-------- SOURCE RECORDS --------

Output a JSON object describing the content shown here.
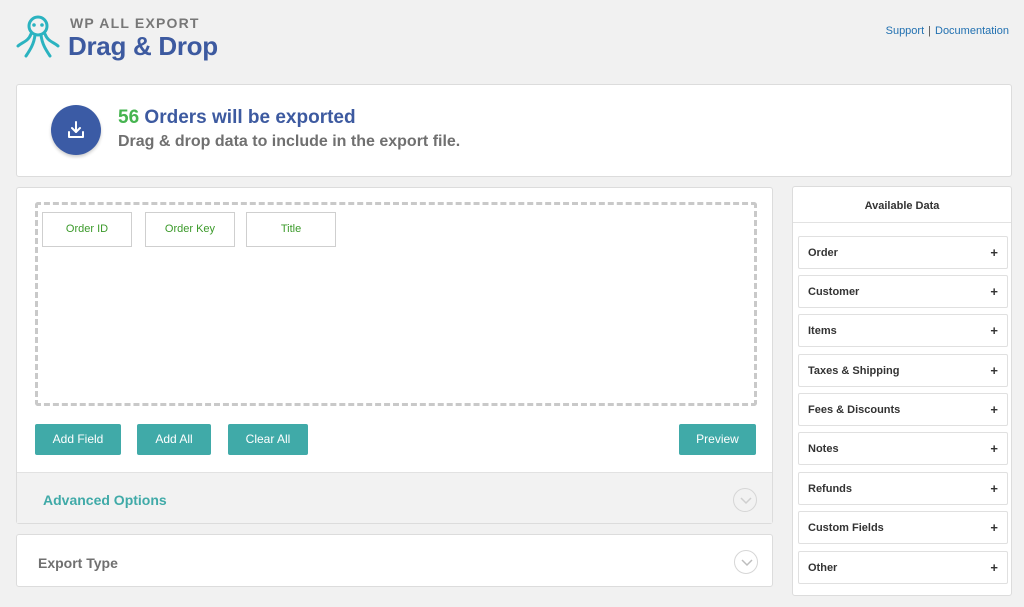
{
  "header": {
    "brand_small": "WP ALL EXPORT",
    "brand_big": "Drag & Drop",
    "links": {
      "support": "Support",
      "separator": "|",
      "documentation": "Documentation"
    }
  },
  "banner": {
    "count": "56",
    "title_rest": "Orders will be exported",
    "subtitle": "Drag & drop data to include in the export file."
  },
  "fields": [
    {
      "label": "Order ID"
    },
    {
      "label": "Order Key"
    },
    {
      "label": "Title"
    }
  ],
  "buttons": {
    "add_field": "Add Field",
    "add_all": "Add All",
    "clear_all": "Clear All",
    "preview": "Preview"
  },
  "advanced_options": {
    "label": "Advanced Options"
  },
  "export_type": {
    "label": "Export Type"
  },
  "sidebar": {
    "title": "Available Data",
    "items": [
      {
        "label": "Order"
      },
      {
        "label": "Customer"
      },
      {
        "label": "Items"
      },
      {
        "label": "Taxes & Shipping"
      },
      {
        "label": "Fees & Discounts"
      },
      {
        "label": "Notes"
      },
      {
        "label": "Refunds"
      },
      {
        "label": "Custom Fields"
      },
      {
        "label": "Other"
      }
    ],
    "plus_glyph": "+"
  },
  "colors": {
    "brand_blue": "#3d5aa0",
    "teal": "#40aaa8",
    "count_green": "#46b450",
    "field_green": "#3b9a2a"
  }
}
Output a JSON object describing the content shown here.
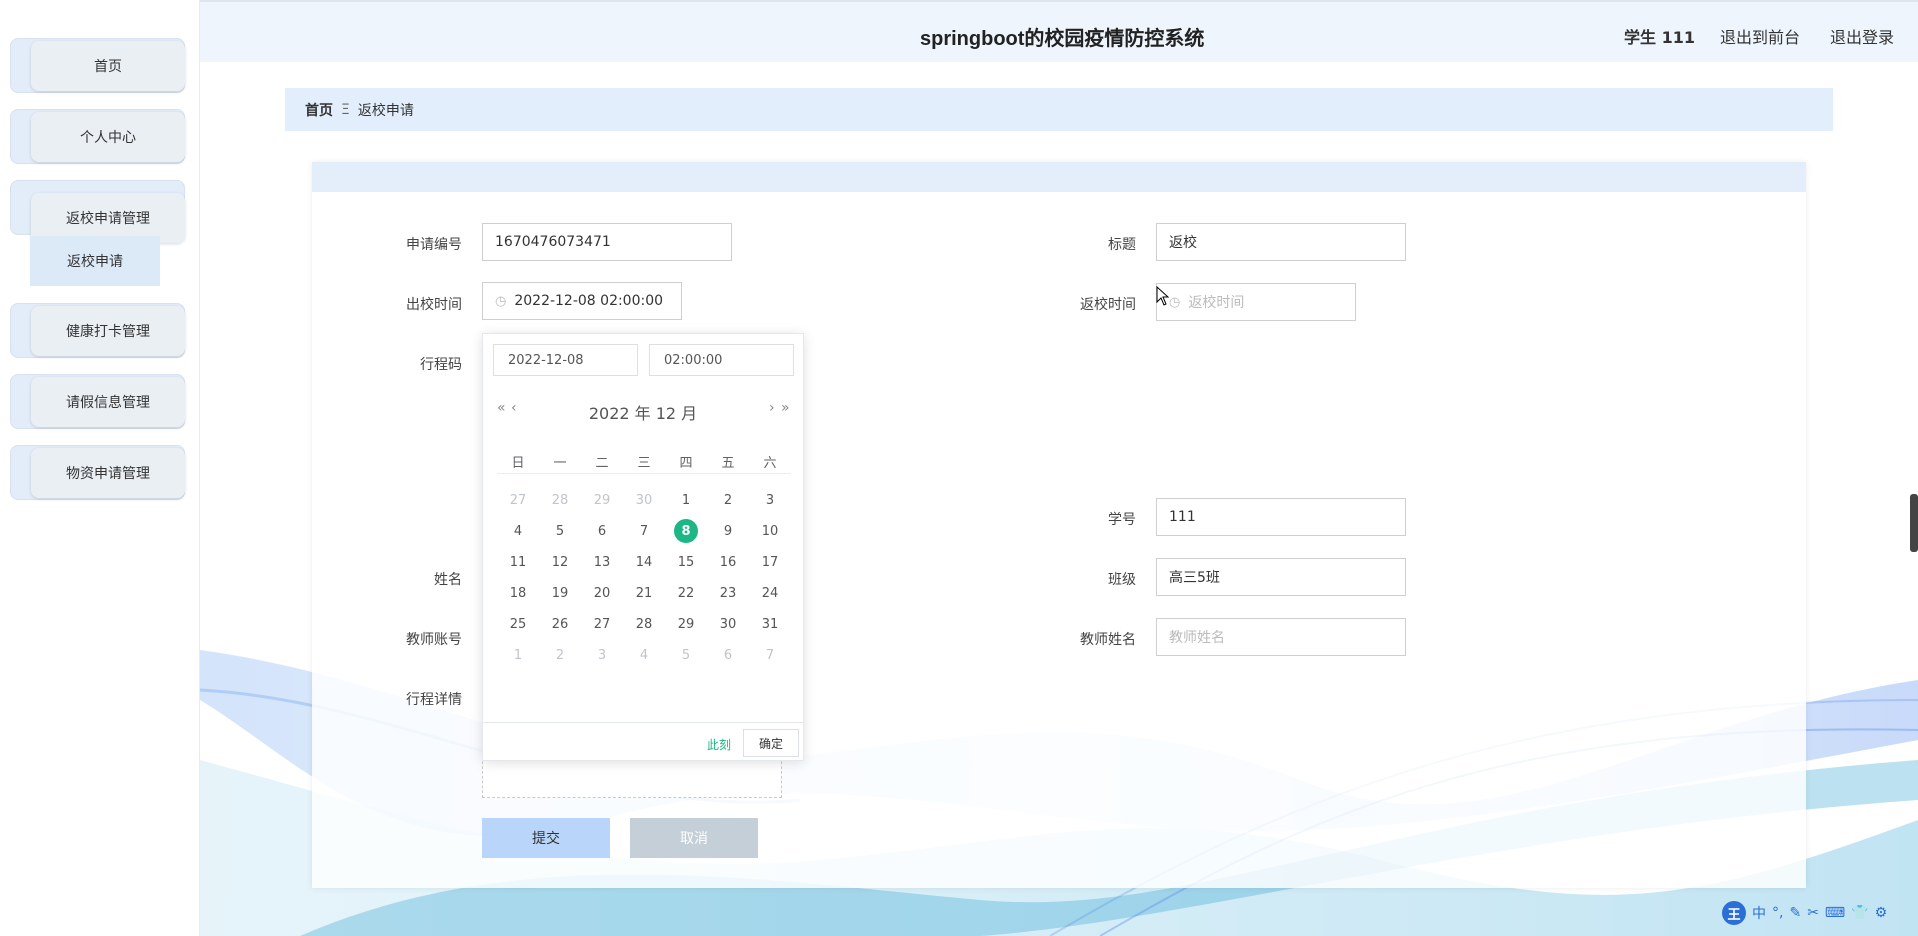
{
  "header": {
    "title": "springboot的校园疫情防控系统",
    "user": "学生 111",
    "back_to_front": "退出到前台",
    "logout": "退出登录"
  },
  "sidebar": {
    "items": [
      {
        "label": "首页"
      },
      {
        "label": "个人中心"
      },
      {
        "label": "返校申请管理"
      },
      {
        "label": "健康打卡管理"
      },
      {
        "label": "请假信息管理"
      },
      {
        "label": "物资申请管理"
      }
    ],
    "submenu": {
      "label": "返校申请"
    }
  },
  "breadcrumb": {
    "home": "首页",
    "separator": "Ξ",
    "current": "返校申请"
  },
  "form": {
    "apply_no": {
      "label": "申请编号",
      "value": "1670476073471"
    },
    "title": {
      "label": "标题",
      "value": "返校"
    },
    "leave_time": {
      "label": "出校时间",
      "value": "2022-12-08 02:00:00"
    },
    "return_time": {
      "label": "返校时间",
      "placeholder": "返校时间"
    },
    "trip_code": {
      "label": "行程码"
    },
    "student_no": {
      "label": "学号",
      "value": "111"
    },
    "name": {
      "label": "姓名"
    },
    "class": {
      "label": "班级",
      "value": "高三5班"
    },
    "teacher_account": {
      "label": "教师账号"
    },
    "teacher_name": {
      "label": "教师姓名",
      "placeholder": "教师姓名"
    },
    "trip_detail": {
      "label": "行程详情"
    },
    "submit": "提交",
    "cancel": "取消"
  },
  "datepicker": {
    "date_value": "2022-12-08",
    "time_value": "02:00:00",
    "title": "2022 年  12 月",
    "prev_year": "«",
    "prev_month": "‹",
    "next_month": "›",
    "next_year": "»",
    "weekdays": [
      "日",
      "一",
      "二",
      "三",
      "四",
      "五",
      "六"
    ],
    "weeks": [
      [
        {
          "d": "27",
          "o": true
        },
        {
          "d": "28",
          "o": true
        },
        {
          "d": "29",
          "o": true
        },
        {
          "d": "30",
          "o": true
        },
        {
          "d": "1"
        },
        {
          "d": "2"
        },
        {
          "d": "3"
        }
      ],
      [
        {
          "d": "4"
        },
        {
          "d": "5"
        },
        {
          "d": "6"
        },
        {
          "d": "7"
        },
        {
          "d": "8",
          "s": true
        },
        {
          "d": "9"
        },
        {
          "d": "10"
        }
      ],
      [
        {
          "d": "11"
        },
        {
          "d": "12"
        },
        {
          "d": "13"
        },
        {
          "d": "14"
        },
        {
          "d": "15"
        },
        {
          "d": "16"
        },
        {
          "d": "17"
        }
      ],
      [
        {
          "d": "18"
        },
        {
          "d": "19"
        },
        {
          "d": "20"
        },
        {
          "d": "21"
        },
        {
          "d": "22"
        },
        {
          "d": "23"
        },
        {
          "d": "24"
        }
      ],
      [
        {
          "d": "25"
        },
        {
          "d": "26"
        },
        {
          "d": "27"
        },
        {
          "d": "28"
        },
        {
          "d": "29"
        },
        {
          "d": "30"
        },
        {
          "d": "31"
        }
      ],
      [
        {
          "d": "1",
          "o": true
        },
        {
          "d": "2",
          "o": true
        },
        {
          "d": "3",
          "o": true
        },
        {
          "d": "4",
          "o": true
        },
        {
          "d": "5",
          "o": true
        },
        {
          "d": "6",
          "o": true
        },
        {
          "d": "7",
          "o": true
        }
      ]
    ],
    "now": "此刻",
    "confirm": "确定"
  },
  "ime": {
    "logo": "王",
    "mode": "中",
    "icons": [
      "°,",
      "✎",
      "✂",
      "⌨",
      "👕",
      "⚙"
    ]
  },
  "colors": {
    "accent": "#1cb785",
    "header_bg": "#eef5fd",
    "breadcrumb_bg": "#e2eefb"
  }
}
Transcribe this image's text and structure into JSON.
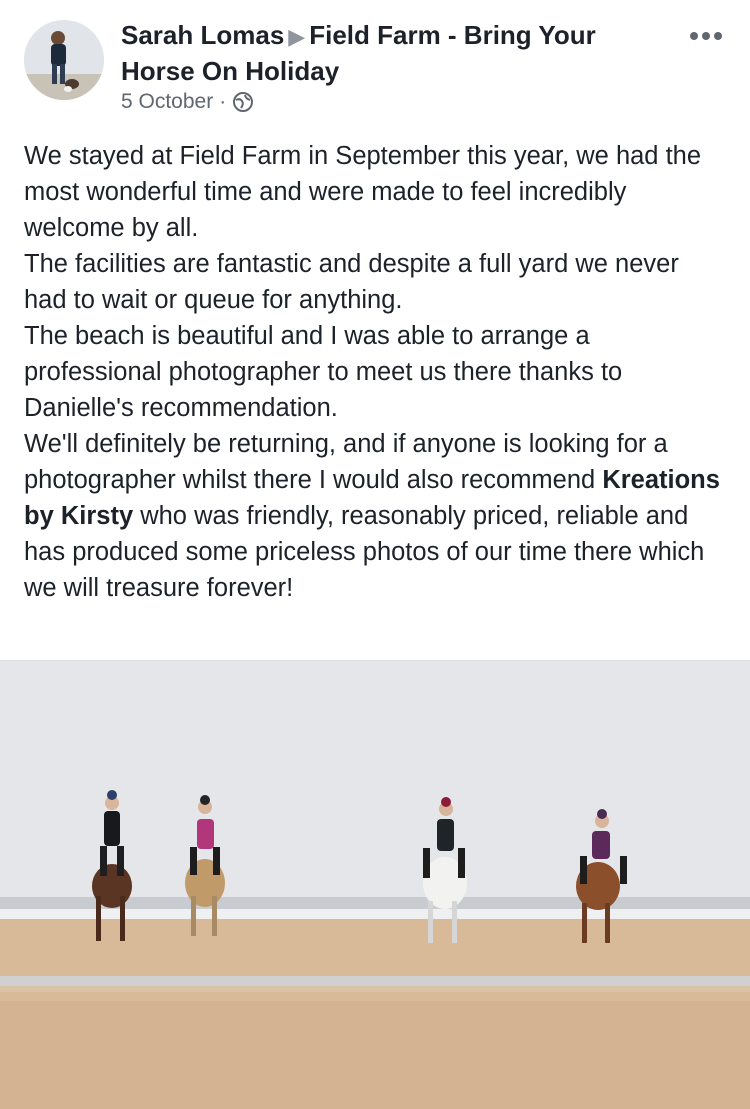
{
  "post": {
    "author": "Sarah Lomas",
    "target_page": "Field Farm - Bring Your Horse On Holiday",
    "date": "5 October",
    "separator": "·",
    "audience_icon": "globe-icon",
    "more_icon": "more-options-icon",
    "text": {
      "line1": "We stayed at Field Farm in September this year, we had the most wonderful time and were made to feel incredibly welcome by all.",
      "line2": "The facilities are fantastic and despite a full yard we never had to wait or queue for anything.",
      "line3": "The beach is beautiful and I was able to arrange a professional photographer to meet us there thanks to Danielle's recommendation.",
      "line4_start": "We'll definitely be returning, and if anyone is looking for a photographer whilst there I would also recommend ",
      "line4_bold": "Kreations by Kirsty",
      "line4_end": " who was friendly, reasonably priced, reliable and has produced some priceless photos of our time there which we will treasure forever!"
    }
  },
  "colors": {
    "text": "#1d2129",
    "secondary": "#616770",
    "sky": "#e3e6ea",
    "sand": "#d7b796"
  }
}
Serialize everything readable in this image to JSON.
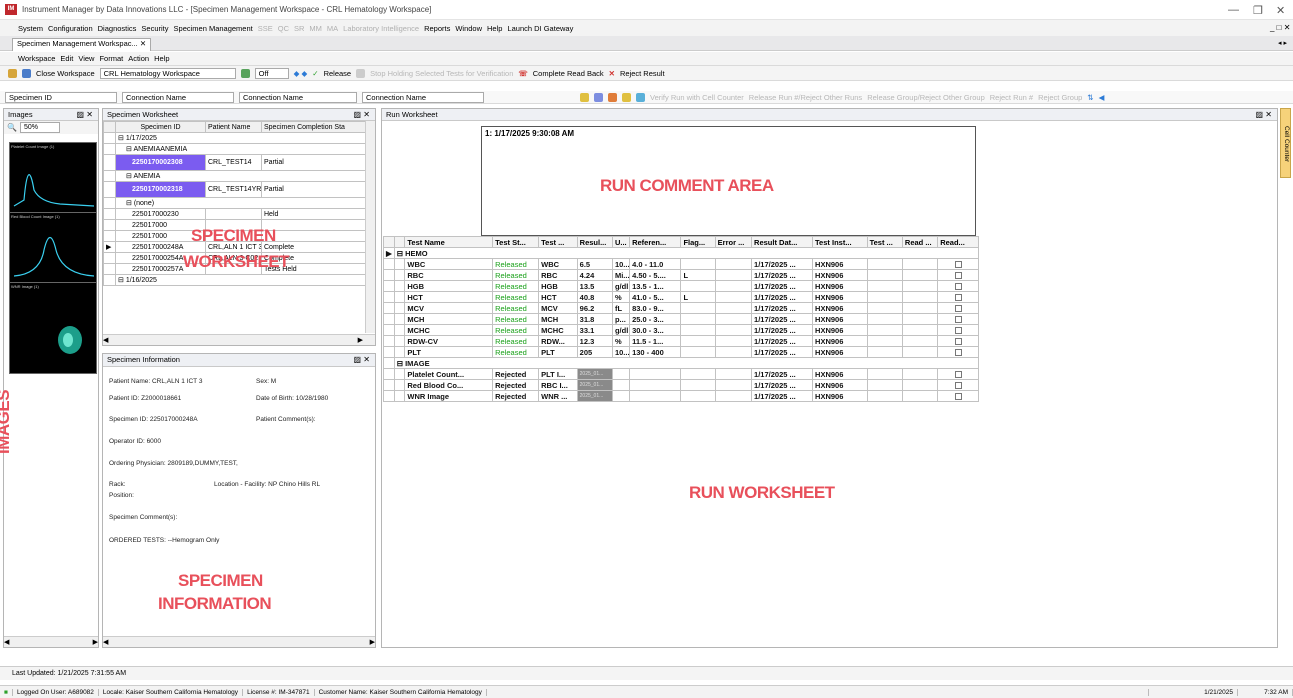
{
  "app": {
    "title": "Instrument Manager by Data Innovations LLC - [Specimen Management Workspace - CRL Hematology Workspace]",
    "logo": "IM"
  },
  "menubar": [
    "System",
    "Configuration",
    "Diagnostics",
    "Security",
    "Specimen Management",
    "SSE",
    "QC",
    "SR",
    "MM",
    "MA",
    "Laboratory Intelligence",
    "Reports",
    "Window",
    "Help",
    "Launch DI Gateway"
  ],
  "menubar_disabled": [
    "SSE",
    "QC",
    "SR",
    "MM",
    "MA",
    "Laboratory Intelligence"
  ],
  "doc_tab": {
    "label": "Specimen Management Workspac...",
    "close": "✕"
  },
  "nav_arrows": "◂ ▸",
  "toolbar1": {
    "items": [
      "Workspace",
      "Edit",
      "View",
      "Format",
      "Action",
      "Help"
    ]
  },
  "toolbar2": {
    "close_workspace": "Close Workspace",
    "workspace_select": "CRL Hematology Workspace",
    "off_select": "Off",
    "release": "Release",
    "stop_holding": "Stop Holding Selected Tests for Verification",
    "complete_read_back": "Complete Read Back",
    "reject_result": "Reject Result"
  },
  "toolbar3": {
    "specimen_id": "Specimen ID",
    "connection1": "Connection Name",
    "connection2": "Connection Name",
    "connection3": "Connection Name",
    "verify_run": "Verify Run with Cell Counter",
    "release_run": "Release Run #/Reject Other Runs",
    "release_group": "Release Group/Reject Other Group",
    "reject_run": "Reject Run #",
    "reject_group": "Reject Group"
  },
  "images_panel": {
    "title": "Images",
    "zoom": "50%",
    "thumbs": [
      "Platelet Count Image (1)",
      "Red Blood Count Image (1)",
      "WNR Image (1)"
    ],
    "overlay": "IMAGES"
  },
  "specimen_worksheet": {
    "title": "Specimen Worksheet",
    "columns": [
      "Specimen ID",
      "Patient Name",
      "Specimen Completion Sta"
    ],
    "group1": "1/17/2025",
    "sub1": "ANEMIAANEMIA",
    "row1": {
      "id": "2250170002308",
      "name": "CRL_TEST14",
      "status": "Partial"
    },
    "sub2": "ANEMIA",
    "row2": {
      "id": "2250170002318",
      "name": "CRL_TEST14YR",
      "status": "Partial"
    },
    "sub3": "(none)",
    "rows": [
      {
        "id": "225017000230",
        "name": "",
        "status": "Held"
      },
      {
        "id": "225017000",
        "name": "",
        "status": ""
      },
      {
        "id": "225017000",
        "name": "",
        "status": ""
      },
      {
        "id": "225017000248A",
        "name": "CRL,ALN 1 ICT 3",
        "status": "Complete"
      },
      {
        "id": "225017000254A",
        "name": "CRL,ALN 3 C02",
        "status": "Complete"
      },
      {
        "id": "225017000257A",
        "name": "",
        "status": "Tests Held"
      }
    ],
    "group2": "1/16/2025",
    "overlay1": "SPECIMEN",
    "overlay2": "WORKSHEET"
  },
  "specimen_info": {
    "title": "Specimen Information",
    "patient_name": "Patient Name:  CRL,ALN 1 ICT 3",
    "sex": "Sex:  M",
    "patient_id": "Patient ID:  Z2000018661",
    "dob": "Date of Birth:  10/28/1980",
    "specimen_id": "Specimen ID:  225017000248A",
    "comments": "Patient Comment(s):",
    "operator": "Operator ID:  6000",
    "physician": "Ordering Physician:  2809189,DUMMY,TEST,",
    "rack": "Rack:",
    "location": "Location - Facility:  NP Chino Hills RL",
    "position": "Position:",
    "spec_comments": "Specimen Comment(s):",
    "ordered": "ORDERED TESTS:  --Hemogram Only",
    "overlay1": "SPECIMEN",
    "overlay2": "INFORMATION"
  },
  "run_worksheet": {
    "title": "Run Worksheet",
    "comment_header": "1: 1/17/2025 9:30:08 AM",
    "comment_overlay": "RUN COMMENT AREA",
    "columns": [
      "Test Name",
      "Test St...",
      "Test ...",
      "Resul...",
      "U...",
      "Referen...",
      "Flag...",
      "Error ...",
      "Result Dat...",
      "Test Inst...",
      "Test ...",
      "Read ...",
      "Read..."
    ],
    "group1": "HEMO",
    "hemo_rows": [
      {
        "name": "WBC",
        "status": "Released",
        "code": "WBC",
        "result": "6.5",
        "unit": "10...",
        "ref": "4.0 - 11.0",
        "flag": "",
        "date": "1/17/2025 ...",
        "inst": "HXN906"
      },
      {
        "name": "RBC",
        "status": "Released",
        "code": "RBC",
        "result": "4.24",
        "unit": "Mi...",
        "ref": "4.50 - 5....",
        "flag": "L",
        "date": "1/17/2025 ...",
        "inst": "HXN906"
      },
      {
        "name": "HGB",
        "status": "Released",
        "code": "HGB",
        "result": "13.5",
        "unit": "g/dl",
        "ref": "13.5 - 1...",
        "flag": "",
        "date": "1/17/2025 ...",
        "inst": "HXN906"
      },
      {
        "name": "HCT",
        "status": "Released",
        "code": "HCT",
        "result": "40.8",
        "unit": "%",
        "ref": "41.0 - 5...",
        "flag": "L",
        "date": "1/17/2025 ...",
        "inst": "HXN906"
      },
      {
        "name": "MCV",
        "status": "Released",
        "code": "MCV",
        "result": "96.2",
        "unit": "fL",
        "ref": "83.0 - 9...",
        "flag": "",
        "date": "1/17/2025 ...",
        "inst": "HXN906"
      },
      {
        "name": "MCH",
        "status": "Released",
        "code": "MCH",
        "result": "31.8",
        "unit": "p...",
        "ref": "25.0 - 3...",
        "flag": "",
        "date": "1/17/2025 ...",
        "inst": "HXN906"
      },
      {
        "name": "MCHC",
        "status": "Released",
        "code": "MCHC",
        "result": "33.1",
        "unit": "g/dl",
        "ref": "30.0 - 3...",
        "flag": "",
        "date": "1/17/2025 ...",
        "inst": "HXN906"
      },
      {
        "name": "RDW-CV",
        "status": "Released",
        "code": "RDW...",
        "result": "12.3",
        "unit": "%",
        "ref": "11.5 - 1...",
        "flag": "",
        "date": "1/17/2025 ...",
        "inst": "HXN906"
      },
      {
        "name": "PLT",
        "status": "Released",
        "code": "PLT",
        "result": "205",
        "unit": "10...",
        "ref": "130 - 400",
        "flag": "",
        "date": "1/17/2025 ...",
        "inst": "HXN906"
      }
    ],
    "group2": "IMAGE",
    "image_rows": [
      {
        "name": "Platelet Count...",
        "status": "Rejected",
        "code": "PLT I...",
        "result": "2025_01...",
        "date": "1/17/2025 ...",
        "inst": "HXN906"
      },
      {
        "name": "Red Blood Co...",
        "status": "Rejected",
        "code": "RBC I...",
        "result": "2025_01...",
        "date": "1/17/2025 ...",
        "inst": "HXN906"
      },
      {
        "name": "WNR Image",
        "status": "Rejected",
        "code": "WNR ...",
        "result": "2025_01...",
        "date": "1/17/2025 ...",
        "inst": "HXN906"
      }
    ],
    "overlay": "RUN WORKSHEET"
  },
  "side_tab": "Cell Counter",
  "last_updated": "Last Updated:  1/21/2025 7:31:55 AM",
  "statusbar": {
    "user": "Logged On User: A689082",
    "locale": "Locale: Kaiser Southern California Hematology",
    "license": "License #: IM-347871",
    "customer": "Customer Name: Kaiser Southern California Hematology",
    "date": "1/21/2025",
    "time": "7:32 AM"
  },
  "colors": {
    "accent": "#e8505b",
    "selected": "#7b5cf0",
    "released": "#18a018"
  }
}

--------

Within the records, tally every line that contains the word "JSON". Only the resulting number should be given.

- [ANSWER TO THIS EXERCISE]:
4